# [EXERCISE DATA]
****************************************

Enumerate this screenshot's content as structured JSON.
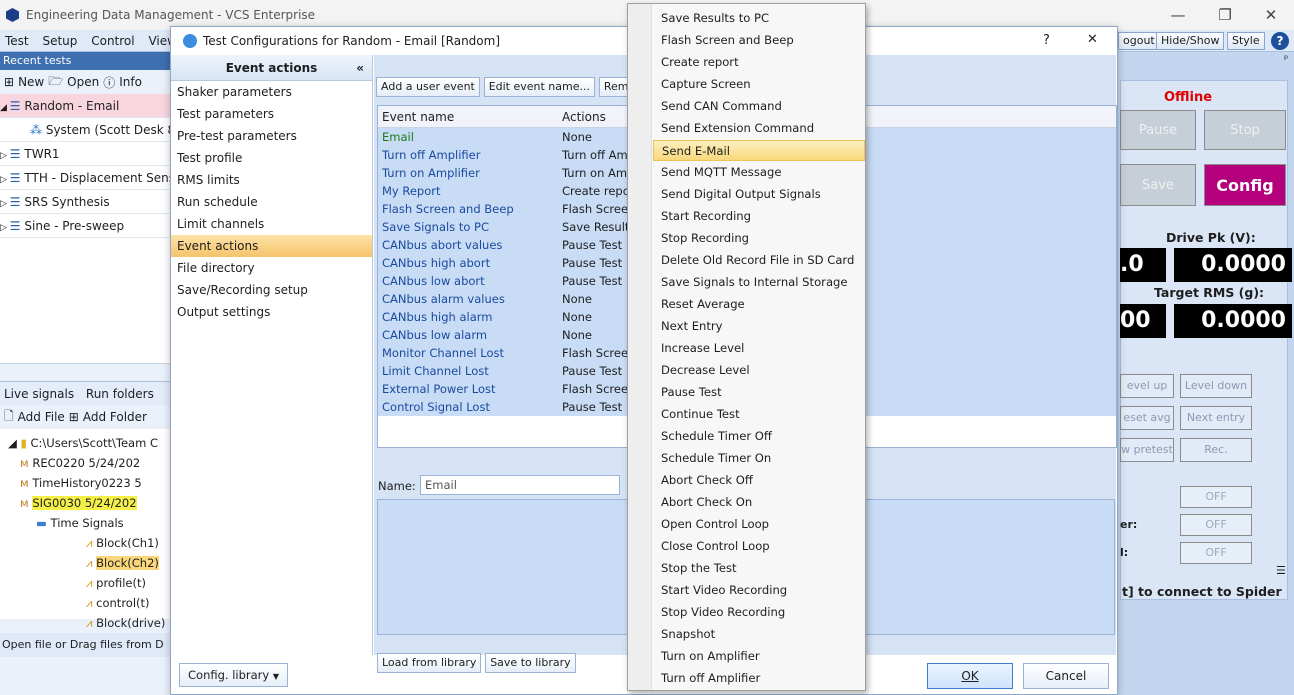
{
  "window": {
    "title": "Engineering Data Management - VCS Enterprise",
    "min_icon": "minimize-icon",
    "max_icon": "restore-icon",
    "close_icon": "close-icon"
  },
  "menubar": {
    "items": [
      "Test",
      "Setup",
      "Control",
      "View"
    ]
  },
  "ribbon_right": {
    "logout": "ogout",
    "hideshow": "Hide/Show",
    "style": "Style",
    "help": "?"
  },
  "left_panel": {
    "header": "Recent tests",
    "toolbar": {
      "new": "New",
      "open": "Open",
      "info": "Info"
    },
    "tests": [
      {
        "label": "Random - Email"
      },
      {
        "label": "System (Scott Desk 8C"
      },
      {
        "label": "TWR1"
      },
      {
        "label": "TTH - Displacement Sens"
      },
      {
        "label": "SRS Synthesis"
      },
      {
        "label": "Sine - Pre-sweep"
      }
    ],
    "tabs": {
      "live": "Live signals",
      "runs": "Run folders"
    },
    "file_toolbar": {
      "add_file": "Add File",
      "add_folder": "Add Folder"
    },
    "files": [
      {
        "label": "C:\\Users\\Scott\\Team C"
      },
      {
        "label": "REC0220 5/24/202"
      },
      {
        "label": "TimeHistory0223 5"
      },
      {
        "label": "SIG0030 5/24/202"
      },
      {
        "label": "Time Signals"
      },
      {
        "label": "Block(Ch1)"
      },
      {
        "label": "Block(Ch2)"
      },
      {
        "label": "profile(t)"
      },
      {
        "label": "control(t)"
      },
      {
        "label": "Block(drive)"
      },
      {
        "label": "Frequency Signa"
      }
    ],
    "status": "Open file or Drag files from D"
  },
  "dialog": {
    "title": "Test Configurations for Random - Email [Random]",
    "help": "?",
    "close": "✕",
    "nav_header": "Event actions",
    "nav_collapse": "«",
    "nav_items": [
      "Shaker parameters",
      "Test parameters",
      "Pre-test parameters",
      "Test profile",
      "RMS limits",
      "Run schedule",
      "Limit channels",
      "Event actions",
      "File directory",
      "Save/Recording setup",
      "Output settings"
    ],
    "toolbar": {
      "add": "Add a user event",
      "edit": "Edit event name...",
      "remove": "Remove"
    },
    "grid_headers": {
      "name": "Event name",
      "actions": "Actions"
    },
    "events": [
      {
        "name": "Email",
        "action": "None"
      },
      {
        "name": "Turn off Amplifier",
        "action": "Turn off Amp"
      },
      {
        "name": "Turn on Amplifier",
        "action": "Turn on Amp"
      },
      {
        "name": "My Report",
        "action": "Create report"
      },
      {
        "name": "Flash Screen and Beep",
        "action": "Flash Screen"
      },
      {
        "name": "Save Signals to PC",
        "action": "Save Results"
      },
      {
        "name": "CANbus abort values",
        "action": "Pause Test"
      },
      {
        "name": "CANbus high abort",
        "action": "Pause Test"
      },
      {
        "name": "CANbus low abort",
        "action": "Pause Test"
      },
      {
        "name": "CANbus alarm values",
        "action": "None"
      },
      {
        "name": "CANbus high alarm",
        "action": "None"
      },
      {
        "name": "CANbus low alarm",
        "action": "None"
      },
      {
        "name": "Monitor Channel Lost",
        "action": "Flash Screen"
      },
      {
        "name": "Limit Channel Lost",
        "action": "Pause Test"
      },
      {
        "name": "External Power Lost",
        "action": "Flash Screen"
      },
      {
        "name": "Control Signal Lost",
        "action": "Pause Test"
      }
    ],
    "name_label": "Name:",
    "name_value": "Email",
    "load_lib": "Load from library",
    "save_lib": "Save to library",
    "config_lib": "Config. library",
    "ok": "OK",
    "cancel": "Cancel"
  },
  "context_menu": {
    "highlighted": "Send E-Mail",
    "items": [
      "Save Results to PC",
      "Flash Screen and Beep",
      "Create report",
      "Capture Screen",
      "Send CAN Command",
      "Send Extension Command",
      "Send E-Mail",
      "Send MQTT Message",
      "Send Digital Output Signals",
      "Start Recording",
      "Stop Recording",
      "Delete Old Record File in SD Card",
      "Save Signals to Internal Storage",
      "Reset Average",
      "Next Entry",
      "Increase Level",
      "Decrease Level",
      "Pause Test",
      "Continue Test",
      "Schedule Timer Off",
      "Schedule Timer On",
      "Abort Check Off",
      "Abort Check On",
      "Open Control Loop",
      "Close Control Loop",
      "Stop the Test",
      "Start Video Recording",
      "Stop Video Recording",
      "Snapshot",
      "Turn on Amplifier",
      "Turn off Amplifier"
    ]
  },
  "right_panel": {
    "pin": "ᵖ",
    "status": "Offline",
    "pause": "Pause",
    "stop": "Stop",
    "save": "Save",
    "config": "Config",
    "drive_label": "Drive Pk (V):",
    "drive_left": ".0",
    "drive_value": "0.0000",
    "target_label": "Target RMS (g):",
    "target_left": "00",
    "target_value": "0.0000",
    "level_up": "evel up",
    "level_down": "Level down",
    "reset_avg": "eset avg",
    "next_entry": "Next entry",
    "pretest": "w pretest",
    "rec": "Rec.",
    "off1": "OFF",
    "off2": "OFF",
    "off3": "OFF",
    "lbl_er": "er:",
    "lbl_l": "l:",
    "connect": "t] to connect to Spider",
    "colors": {
      "status": "#e00000",
      "config_bg": "#b5007e"
    }
  }
}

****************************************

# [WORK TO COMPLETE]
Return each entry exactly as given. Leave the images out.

# [ANSWER TO THIS TASK]
Enumerate this screenshot's content as structured JSON.
{
  "window": {
    "title": "Engineering Data Management - VCS Enterprise",
    "min_icon": "minimize-icon",
    "max_icon": "restore-icon",
    "close_icon": "close-icon"
  },
  "menubar": {
    "items": [
      "Test",
      "Setup",
      "Control",
      "View"
    ]
  },
  "ribbon_right": {
    "logout": "ogout",
    "hideshow": "Hide/Show",
    "style": "Style",
    "help": "?"
  },
  "left_panel": {
    "header": "Recent tests",
    "toolbar": {
      "new": "New",
      "open": "Open",
      "info": "Info"
    },
    "tests": [
      {
        "label": "Random - Email"
      },
      {
        "label": "System (Scott Desk 8C"
      },
      {
        "label": "TWR1"
      },
      {
        "label": "TTH - Displacement Sens"
      },
      {
        "label": "SRS Synthesis"
      },
      {
        "label": "Sine - Pre-sweep"
      }
    ],
    "tabs": {
      "live": "Live signals",
      "runs": "Run folders"
    },
    "file_toolbar": {
      "add_file": "Add File",
      "add_folder": "Add Folder"
    },
    "files": [
      {
        "label": "C:\\Users\\Scott\\Team C"
      },
      {
        "label": "REC0220 5/24/202"
      },
      {
        "label": "TimeHistory0223 5"
      },
      {
        "label": "SIG0030 5/24/202"
      },
      {
        "label": "Time Signals"
      },
      {
        "label": "Block(Ch1)"
      },
      {
        "label": "Block(Ch2)"
      },
      {
        "label": "profile(t)"
      },
      {
        "label": "control(t)"
      },
      {
        "label": "Block(drive)"
      },
      {
        "label": "Frequency Signa"
      }
    ],
    "status": "Open file or Drag files from D"
  },
  "dialog": {
    "title": "Test Configurations for Random - Email [Random]",
    "help": "?",
    "close": "✕",
    "nav_header": "Event actions",
    "nav_collapse": "«",
    "nav_items": [
      "Shaker parameters",
      "Test parameters",
      "Pre-test parameters",
      "Test profile",
      "RMS limits",
      "Run schedule",
      "Limit channels",
      "Event actions",
      "File directory",
      "Save/Recording setup",
      "Output settings"
    ],
    "toolbar": {
      "add": "Add a user event",
      "edit": "Edit event name...",
      "remove": "Remove"
    },
    "grid_headers": {
      "name": "Event name",
      "actions": "Actions"
    },
    "events": [
      {
        "name": "Email",
        "action": "None"
      },
      {
        "name": "Turn off Amplifier",
        "action": "Turn off Amp"
      },
      {
        "name": "Turn on Amplifier",
        "action": "Turn on Amp"
      },
      {
        "name": "My Report",
        "action": "Create report"
      },
      {
        "name": "Flash Screen and Beep",
        "action": "Flash Screen"
      },
      {
        "name": "Save Signals to PC",
        "action": "Save Results"
      },
      {
        "name": "CANbus abort values",
        "action": "Pause Test"
      },
      {
        "name": "CANbus high abort",
        "action": "Pause Test"
      },
      {
        "name": "CANbus low abort",
        "action": "Pause Test"
      },
      {
        "name": "CANbus alarm values",
        "action": "None"
      },
      {
        "name": "CANbus high alarm",
        "action": "None"
      },
      {
        "name": "CANbus low alarm",
        "action": "None"
      },
      {
        "name": "Monitor Channel Lost",
        "action": "Flash Screen"
      },
      {
        "name": "Limit Channel Lost",
        "action": "Pause Test"
      },
      {
        "name": "External Power Lost",
        "action": "Flash Screen"
      },
      {
        "name": "Control Signal Lost",
        "action": "Pause Test"
      }
    ],
    "name_label": "Name:",
    "name_value": "Email",
    "load_lib": "Load from library",
    "save_lib": "Save to library",
    "config_lib": "Config. library",
    "ok": "OK",
    "cancel": "Cancel"
  },
  "context_menu": {
    "highlighted": "Send E-Mail",
    "items": [
      "Save Results to PC",
      "Flash Screen and Beep",
      "Create report",
      "Capture Screen",
      "Send CAN Command",
      "Send Extension Command",
      "Send E-Mail",
      "Send MQTT Message",
      "Send Digital Output Signals",
      "Start Recording",
      "Stop Recording",
      "Delete Old Record File in SD Card",
      "Save Signals to Internal Storage",
      "Reset Average",
      "Next Entry",
      "Increase Level",
      "Decrease Level",
      "Pause Test",
      "Continue Test",
      "Schedule Timer Off",
      "Schedule Timer On",
      "Abort Check Off",
      "Abort Check On",
      "Open Control Loop",
      "Close Control Loop",
      "Stop the Test",
      "Start Video Recording",
      "Stop Video Recording",
      "Snapshot",
      "Turn on Amplifier",
      "Turn off Amplifier"
    ]
  },
  "right_panel": {
    "pin": "ᵖ",
    "status": "Offline",
    "pause": "Pause",
    "stop": "Stop",
    "save": "Save",
    "config": "Config",
    "drive_label": "Drive Pk (V):",
    "drive_left": ".0",
    "drive_value": "0.0000",
    "target_label": "Target RMS (g):",
    "target_left": "00",
    "target_value": "0.0000",
    "level_up": "evel up",
    "level_down": "Level down",
    "reset_avg": "eset avg",
    "next_entry": "Next entry",
    "pretest": "w pretest",
    "rec": "Rec.",
    "off1": "OFF",
    "off2": "OFF",
    "off3": "OFF",
    "lbl_er": "er:",
    "lbl_l": "l:",
    "connect": "t] to connect to Spider",
    "colors": {
      "status": "#e00000",
      "config_bg": "#b5007e"
    }
  }
}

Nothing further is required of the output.